The world we want - now and after COVID-19

Thursday, December 10, 2020

Human Rights Day is a time for hope. It is a day that reminds us of what we all share in common and the world we aspire to create together. As we come to the end of a year unlike any other in living memory, it is important to reaffirm our shared vision for a better world.

This year also marked the 75th anniversary of the United Nations, with the UN Secretary General launching a global consultation to hear directly from people about their vision for the future. More than one million of us responded. A speedy recovery from the COVID-19 pandemic was obviously a top priority for the vast majority. Just as important, however, was the manner of the recovery, with people stressing the need for international solidarity and the need to address poverty and inequalities in those countries hardest hit by the pandemic.

COVID-19 has affected all of us. However, some groups of people have been plunged into situations of extreme vulnerability. They have seen disparities in access to basic human rights , like safe water and sanitation, healthcare, and education – become even more entrenched over the course of the year.

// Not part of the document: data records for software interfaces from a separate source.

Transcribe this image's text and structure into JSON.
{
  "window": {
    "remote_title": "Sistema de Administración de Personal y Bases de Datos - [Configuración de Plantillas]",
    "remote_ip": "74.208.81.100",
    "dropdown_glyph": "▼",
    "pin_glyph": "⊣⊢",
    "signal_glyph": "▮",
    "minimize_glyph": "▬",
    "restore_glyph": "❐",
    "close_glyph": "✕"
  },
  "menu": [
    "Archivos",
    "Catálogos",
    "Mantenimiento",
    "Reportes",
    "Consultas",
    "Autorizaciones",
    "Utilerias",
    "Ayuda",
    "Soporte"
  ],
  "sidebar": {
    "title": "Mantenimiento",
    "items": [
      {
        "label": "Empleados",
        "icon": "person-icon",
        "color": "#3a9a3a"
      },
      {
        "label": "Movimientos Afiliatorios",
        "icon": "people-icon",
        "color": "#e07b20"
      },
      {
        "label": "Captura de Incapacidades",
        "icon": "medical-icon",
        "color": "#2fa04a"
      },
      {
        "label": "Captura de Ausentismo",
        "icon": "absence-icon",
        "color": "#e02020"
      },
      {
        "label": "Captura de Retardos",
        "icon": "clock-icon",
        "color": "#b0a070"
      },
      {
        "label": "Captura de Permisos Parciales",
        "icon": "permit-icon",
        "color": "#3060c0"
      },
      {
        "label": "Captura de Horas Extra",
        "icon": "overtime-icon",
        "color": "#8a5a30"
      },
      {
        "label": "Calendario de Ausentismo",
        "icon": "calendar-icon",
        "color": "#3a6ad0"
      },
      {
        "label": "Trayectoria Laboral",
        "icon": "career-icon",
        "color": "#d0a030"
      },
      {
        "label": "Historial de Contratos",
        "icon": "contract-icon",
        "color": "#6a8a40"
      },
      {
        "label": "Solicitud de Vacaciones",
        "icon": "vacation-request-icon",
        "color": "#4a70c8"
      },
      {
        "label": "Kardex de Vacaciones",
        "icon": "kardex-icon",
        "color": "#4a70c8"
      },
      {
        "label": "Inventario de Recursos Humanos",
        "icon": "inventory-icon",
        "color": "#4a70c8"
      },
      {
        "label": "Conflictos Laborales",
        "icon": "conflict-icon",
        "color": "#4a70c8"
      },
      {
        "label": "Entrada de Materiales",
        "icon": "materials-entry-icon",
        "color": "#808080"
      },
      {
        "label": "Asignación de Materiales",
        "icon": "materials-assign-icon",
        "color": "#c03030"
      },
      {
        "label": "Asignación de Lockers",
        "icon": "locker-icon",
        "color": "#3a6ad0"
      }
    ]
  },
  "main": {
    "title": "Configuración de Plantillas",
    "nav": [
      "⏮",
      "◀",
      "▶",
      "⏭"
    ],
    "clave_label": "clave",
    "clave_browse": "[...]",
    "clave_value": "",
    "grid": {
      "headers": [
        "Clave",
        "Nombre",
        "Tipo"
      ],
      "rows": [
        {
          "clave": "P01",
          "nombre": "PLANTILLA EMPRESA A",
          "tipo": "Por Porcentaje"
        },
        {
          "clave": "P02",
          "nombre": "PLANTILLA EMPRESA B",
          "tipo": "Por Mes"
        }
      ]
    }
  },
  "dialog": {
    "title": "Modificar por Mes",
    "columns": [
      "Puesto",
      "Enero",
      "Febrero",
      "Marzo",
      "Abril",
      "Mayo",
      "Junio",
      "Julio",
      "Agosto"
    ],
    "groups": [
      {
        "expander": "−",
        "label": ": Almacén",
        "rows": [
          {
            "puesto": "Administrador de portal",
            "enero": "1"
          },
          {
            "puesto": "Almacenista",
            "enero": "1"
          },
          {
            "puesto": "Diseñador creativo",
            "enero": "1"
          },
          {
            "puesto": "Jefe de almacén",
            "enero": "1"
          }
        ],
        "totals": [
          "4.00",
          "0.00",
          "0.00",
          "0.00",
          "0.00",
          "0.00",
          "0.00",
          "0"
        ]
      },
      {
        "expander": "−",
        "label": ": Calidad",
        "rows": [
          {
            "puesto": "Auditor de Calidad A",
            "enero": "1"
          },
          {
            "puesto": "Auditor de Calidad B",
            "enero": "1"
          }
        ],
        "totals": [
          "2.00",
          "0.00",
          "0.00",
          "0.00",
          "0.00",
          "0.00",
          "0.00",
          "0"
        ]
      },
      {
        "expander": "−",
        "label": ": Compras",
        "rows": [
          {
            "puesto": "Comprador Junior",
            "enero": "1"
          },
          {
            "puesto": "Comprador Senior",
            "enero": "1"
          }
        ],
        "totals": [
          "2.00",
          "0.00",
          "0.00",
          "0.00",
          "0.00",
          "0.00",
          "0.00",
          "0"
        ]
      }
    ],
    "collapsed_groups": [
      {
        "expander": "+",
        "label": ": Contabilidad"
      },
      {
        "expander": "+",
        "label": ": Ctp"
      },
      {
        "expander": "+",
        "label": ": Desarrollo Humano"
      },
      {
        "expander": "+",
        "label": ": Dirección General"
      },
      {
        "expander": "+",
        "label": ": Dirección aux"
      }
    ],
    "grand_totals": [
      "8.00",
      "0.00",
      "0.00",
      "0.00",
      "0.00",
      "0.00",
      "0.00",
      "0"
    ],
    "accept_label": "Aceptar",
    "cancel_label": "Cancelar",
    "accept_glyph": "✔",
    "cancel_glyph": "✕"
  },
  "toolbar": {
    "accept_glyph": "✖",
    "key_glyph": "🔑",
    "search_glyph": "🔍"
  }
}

At the APT, we saw firsthand the impact of the pandemic on justice and detention systems. Persons deprived of their liberty were hit especially hard. The virus spread quickly in closed, overcrowded spaces. Poor access to drinking water and the sheer impossibility of physical distancing placed persons deprived of liberty – and those charged with their care – at heightened risk of infection. Measures imposed to limit the spread of the virus – including stopping visits from families and friends – only added to the sense of isolation and anxiety. In some places, it fueled fear and violence.

COVID-19 also exposed serious frailties in our justice systems, with some procedures – including custody hearings, which are a vital tool in the fight against torture and ill-treatment - either suspended or replaced with virtual hearings.

Across the globe, many governments imposed strict measures to prevent the spread of the virus, including imposing states of emergency and hard lockdowns. What has been particularly concerning is the excessive force that law enforcement agencies in many countries have used to enforce curfews and other restrictions, especially in poor and marginalised neighborhoods.

These restrictions did not stop people from taking to the streets in 2020, with an urgent and united call for just and safer societies. In too many cases, however, these peaceful demonstrations were met with violence from police and security forces, including dispersals, beatings and the use of tear gas and grenades. In some cases, demonstrators were killed or disappeared.

Despite these challenges, there are good reasons for hope. While COVID-19 brought restrictions for all of us, it also forced us to think and act differently. And the changes we made, we made quickly. For instance, in a matter of just a few weeks, some States took the bold decision to implement alternative measures to detention, an approach the APT and others have advocated for years. More broadly, discrimination, racism and gender bias are now being discussed as root causes of law enforcement violence within the United Nations, as part of a global movement for change.

Our hope is that these changes will help set the pathway towards a “new normal”. However, for our communities to build back better from the pandemic, we need to place solidarity and dignity at the core of our recovery efforts.

We can do this. Change is possible. We don’t have to return to old patterns after COVID-19. We can all contribute to a world that is just, fair, equal and inclusive. A world where transparency and accountability are the basis of our justice systems, and where justice is accessible to all. A world where “leaving no one behind” is not simply an aspiration but a practice that is built into our laws and policies.

At the APT, this is the world we want – now and after COVID-19. And this is the world we strive to achieve in our work, through partnerships, dialogue, innovation and, above all, solidarity.

Staff members